Three-year-old Nishant cannot stop talking about the fruits his uncle brought him when he came over to his house in Delhi the other day. It’s been 48 hours since the visit, and 46 since the fruits were consumed. But he just cannot stop gushing to anyone who will listen — the security man, the clerk at the supermarket, his teacher and even his mother, who was present at the time – about the fruits and how they were all for him.
A few states down South in Bangalore, three-and-a-half-year-old Shanaya is running around the house putting stickers on every surface she can find. Her parents cannot believe how long she’s been sitting facing the cupboard, decorating the fish, mice, stars, and piggies, inventing a story around how the fish and the stars are flying together. “We just paid Rs 2,500 for a set of wooden blocks,” murmurs her mother shaking her head incredulously. “But a set of Rs 20 stickers is what’s keeping her busy for hours on end.
A little to the West in Mumbai, Ivaan’s parents Abha and Keshav are watching their son spin steel pots on the kitchen floor. They say nothing as they take in how the containers, same shape but different sizes, spin at the same speed but make different sounds and take varying lengths of time to stop. Their son invites them to try and gets cross when they fail to spin in the same capacity as him. He proceeds to demonstrate the technique – a gentle grip of the fingers, a subtle flick of the wrist – but they just cannot do it the way he does.
Parents love to give their children the best of toys because that’s just something you do, isn’t it? It also frustrates them to no end when their children, instead of building blocks just pick them one by one and fling them off the balcony. But there’s a genuine reason for why children don’t appreciate one set of toys for too long.
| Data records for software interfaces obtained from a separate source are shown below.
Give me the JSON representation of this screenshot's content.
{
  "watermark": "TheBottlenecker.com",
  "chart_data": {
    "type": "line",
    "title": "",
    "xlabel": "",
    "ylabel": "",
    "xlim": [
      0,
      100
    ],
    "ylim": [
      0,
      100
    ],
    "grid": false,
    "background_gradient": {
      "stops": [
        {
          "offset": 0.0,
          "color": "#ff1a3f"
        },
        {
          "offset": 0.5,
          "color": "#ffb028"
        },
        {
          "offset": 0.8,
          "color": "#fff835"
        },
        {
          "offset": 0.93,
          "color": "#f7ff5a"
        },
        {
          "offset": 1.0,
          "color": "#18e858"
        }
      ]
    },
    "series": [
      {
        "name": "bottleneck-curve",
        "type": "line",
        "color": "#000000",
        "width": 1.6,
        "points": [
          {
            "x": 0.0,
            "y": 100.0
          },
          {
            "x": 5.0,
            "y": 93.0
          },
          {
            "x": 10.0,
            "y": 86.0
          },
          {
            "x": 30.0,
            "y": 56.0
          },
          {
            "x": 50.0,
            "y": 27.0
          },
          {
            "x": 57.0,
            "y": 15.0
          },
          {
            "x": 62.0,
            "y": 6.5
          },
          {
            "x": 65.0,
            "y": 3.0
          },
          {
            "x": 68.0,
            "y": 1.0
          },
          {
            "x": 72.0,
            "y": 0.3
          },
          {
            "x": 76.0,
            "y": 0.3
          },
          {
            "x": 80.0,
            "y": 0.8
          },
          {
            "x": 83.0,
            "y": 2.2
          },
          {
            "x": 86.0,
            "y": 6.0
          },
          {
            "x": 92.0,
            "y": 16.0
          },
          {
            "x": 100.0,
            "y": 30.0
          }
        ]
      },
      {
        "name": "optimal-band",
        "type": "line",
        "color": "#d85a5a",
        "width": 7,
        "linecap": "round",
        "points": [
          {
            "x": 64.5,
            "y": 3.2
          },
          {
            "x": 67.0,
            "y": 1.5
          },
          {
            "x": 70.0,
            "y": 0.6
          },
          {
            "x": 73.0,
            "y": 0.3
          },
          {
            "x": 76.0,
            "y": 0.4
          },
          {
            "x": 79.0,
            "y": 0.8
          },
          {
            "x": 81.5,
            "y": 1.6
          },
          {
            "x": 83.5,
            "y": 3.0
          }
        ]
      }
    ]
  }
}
It is a well-established fact worldwide that the more toys children own, the less they play with them ( http://rense.com/general8/yots.htm ). This is especially true for children below the age of 5 years.
“When they have a large number of toys there seems to be a distraction element, and when children are distracted they do not learn or play well,” says Kathy Sylvia, professor of Educational Psychology at Oxford University.
Take a look at your child the next time she has a deluge of toys strewn around her. It’s most likely that she will spend a few moments with each toy before moving on to the next and then the next before getting bored entirely of them all and asking for your attention.
It is thus imperative that parents restrict their kids’ access to commercial toys and encourage their interest in elements found in nature. Like water and sand, for instance. If a child shows an interest in watering the plants or building hills and castles in the mud, it is important to let them run with it.
Unfortunately, many parents tend to restrict outdoor access thinking that playing with water will cause a cold and that playing in the mud will lead to germs. But this is not necessarily true.
Colds and flu are known to help children build immunity, and there’s a likelihood of children catching them even without getting too close to the garden hose. And playing in the mud is safer than allowing your child to swim in that pool of balls in play areas because you don’t know the last time they were properly sanitized.
So the next time you walk past the shiny new Lego in a toy store or help your child unwrap a noisy, battery operated bus. Just ask yourself: are these objects actually making your child happy in the long term? Or you?
The answer lies in the last time you saw your child spend what felt like hours just immersed in an activity that left you stunned at their ability to stay busy for that long.